It's that time of year again. IBM has just released its sixth annual "IBM 5 in 5." It's a list of innovations that Big Blue bets have the potential to change the way we work, live and interact over the next five years. This year, IBM is focusing on market and societal trends, as well as emerging technologies from its research labs.
IBM predicts, first of all, that people power will come to life. In other words, anything that moves or produces heat has the potential to create energy that can be captured. As IBM sees it, advances in renewable energy technology will allow individuals to collect this kinetic energy and use it to help power our homes, offices and cities.
"Imagine attaching small devices to the spokes on your bicycle wheels that recharge batteries as you pedal along," IBM said. "You will have the satisfaction of not only getting to where you want to go, but at the same time powering some of the lights in your home."
The Real James Bond
IBM's second prediction is around passwords. Big Blue predicts in the next five years our biological makeup will be the key to safeguarding our individual identity. IBM says we will no longer need to create, track or remember multiple passwords thanks to multi-factor biometrics, which will match our unique biometric profile.
If that's not 007 enough for you, how about this: IBM scientists are researching how to link your brain to your devices, such as a computer or a smartphone. If you just think about calling someone, IBM said, it happens. It's all part of IBM's bioinformatics research, and within five years we'll see the early applications of this tech in the gaming and entertainment industries.
Fourth, IBM predicts unsolicited advertisements may feel so personalized and relevant it may seem spam is dead. IBM is developing technology that uses real-time analytics to make sense and integrate data from across all the facets of your life to make that a reality.
No More Digital Divide
Last but not least, IBM is sure the digital divide will cease to exist in five years thanks to mobile technology.

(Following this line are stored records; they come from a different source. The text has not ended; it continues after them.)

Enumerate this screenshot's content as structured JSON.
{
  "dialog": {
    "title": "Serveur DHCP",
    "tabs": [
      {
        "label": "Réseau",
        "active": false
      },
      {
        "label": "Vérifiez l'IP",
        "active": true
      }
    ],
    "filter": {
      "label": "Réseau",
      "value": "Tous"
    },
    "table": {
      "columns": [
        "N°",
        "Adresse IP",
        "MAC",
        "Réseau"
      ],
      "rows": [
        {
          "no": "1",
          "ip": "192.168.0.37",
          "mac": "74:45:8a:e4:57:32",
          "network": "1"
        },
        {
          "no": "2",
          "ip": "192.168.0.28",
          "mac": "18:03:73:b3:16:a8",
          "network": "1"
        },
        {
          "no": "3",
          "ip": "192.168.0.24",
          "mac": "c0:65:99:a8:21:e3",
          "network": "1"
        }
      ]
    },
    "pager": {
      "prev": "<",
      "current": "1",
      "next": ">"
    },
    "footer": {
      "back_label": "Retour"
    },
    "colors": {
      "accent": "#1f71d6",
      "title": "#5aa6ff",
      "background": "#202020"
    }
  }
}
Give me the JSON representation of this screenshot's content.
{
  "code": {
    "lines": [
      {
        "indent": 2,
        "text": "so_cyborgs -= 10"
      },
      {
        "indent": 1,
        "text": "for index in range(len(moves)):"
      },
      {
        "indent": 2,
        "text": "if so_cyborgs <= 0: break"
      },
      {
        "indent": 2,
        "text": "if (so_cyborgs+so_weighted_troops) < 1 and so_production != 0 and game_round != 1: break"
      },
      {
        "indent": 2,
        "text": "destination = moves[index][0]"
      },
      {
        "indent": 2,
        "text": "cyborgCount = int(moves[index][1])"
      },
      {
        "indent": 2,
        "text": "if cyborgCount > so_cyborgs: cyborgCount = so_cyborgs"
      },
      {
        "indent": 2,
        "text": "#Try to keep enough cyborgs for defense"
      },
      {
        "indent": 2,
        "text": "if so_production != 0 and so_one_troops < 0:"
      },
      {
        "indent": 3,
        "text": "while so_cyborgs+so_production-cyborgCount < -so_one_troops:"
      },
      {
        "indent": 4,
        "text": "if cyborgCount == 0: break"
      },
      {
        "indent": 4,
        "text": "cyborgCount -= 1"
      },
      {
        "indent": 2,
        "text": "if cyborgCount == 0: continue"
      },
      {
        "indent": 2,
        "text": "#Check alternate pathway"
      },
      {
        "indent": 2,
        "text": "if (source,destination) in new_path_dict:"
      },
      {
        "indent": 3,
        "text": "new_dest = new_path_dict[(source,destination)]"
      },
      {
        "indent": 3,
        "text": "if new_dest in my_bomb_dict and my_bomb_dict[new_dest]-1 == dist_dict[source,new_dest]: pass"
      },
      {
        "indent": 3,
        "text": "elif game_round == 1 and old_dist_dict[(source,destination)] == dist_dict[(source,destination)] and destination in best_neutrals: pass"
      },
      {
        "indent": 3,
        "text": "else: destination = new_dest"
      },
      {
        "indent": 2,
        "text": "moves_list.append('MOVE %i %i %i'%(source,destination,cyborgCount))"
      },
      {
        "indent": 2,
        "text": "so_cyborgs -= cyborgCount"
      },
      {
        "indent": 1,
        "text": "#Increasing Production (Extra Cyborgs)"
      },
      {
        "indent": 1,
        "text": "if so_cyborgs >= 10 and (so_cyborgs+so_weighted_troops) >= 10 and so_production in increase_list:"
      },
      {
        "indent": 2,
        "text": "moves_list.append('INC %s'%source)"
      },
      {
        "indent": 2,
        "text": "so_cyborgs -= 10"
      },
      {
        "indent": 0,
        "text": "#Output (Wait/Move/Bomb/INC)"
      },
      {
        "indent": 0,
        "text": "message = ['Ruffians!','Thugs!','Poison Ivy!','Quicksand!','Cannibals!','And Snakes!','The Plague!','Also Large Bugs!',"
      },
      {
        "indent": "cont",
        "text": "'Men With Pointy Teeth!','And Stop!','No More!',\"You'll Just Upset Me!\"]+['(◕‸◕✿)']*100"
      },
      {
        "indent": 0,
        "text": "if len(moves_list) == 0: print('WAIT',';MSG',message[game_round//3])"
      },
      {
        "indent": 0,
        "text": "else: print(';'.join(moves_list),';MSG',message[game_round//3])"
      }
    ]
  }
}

IBM is estimating 80 percent of the current global population will have a mobile device as the price comes down.
"When the One Laptop Per Child effort was first announced, commercial vendors didn't want anything to do with it because of the $100 price point," said Charles King, principal analyst at Pund-IT. "A couple of years later we saw the first netbook and a whole host of devices that are getting cheaper and cheaper and more and more powerful. That got me thinking about the notion of good enough computing, which I think some people in Silicon Valley look upon with a certainly amount of disdain."
With "good enough" computing, personal computing becomes accessible to anyone regardless of their location or education. Ruggedized mobile devices set the stage for mass adoption of user interfaces that don't require people to know how to read in order to learn. With the persistent problem if illiteracy, this could help many people, even in the U.S., King said.
"In countries like Africa and South America where to build communications infrastructure is problematic, we've seen mobile technologies offer a very viable methodology to allow people to tap into information and capabilities that they never would have dreamed of otherwise," King said.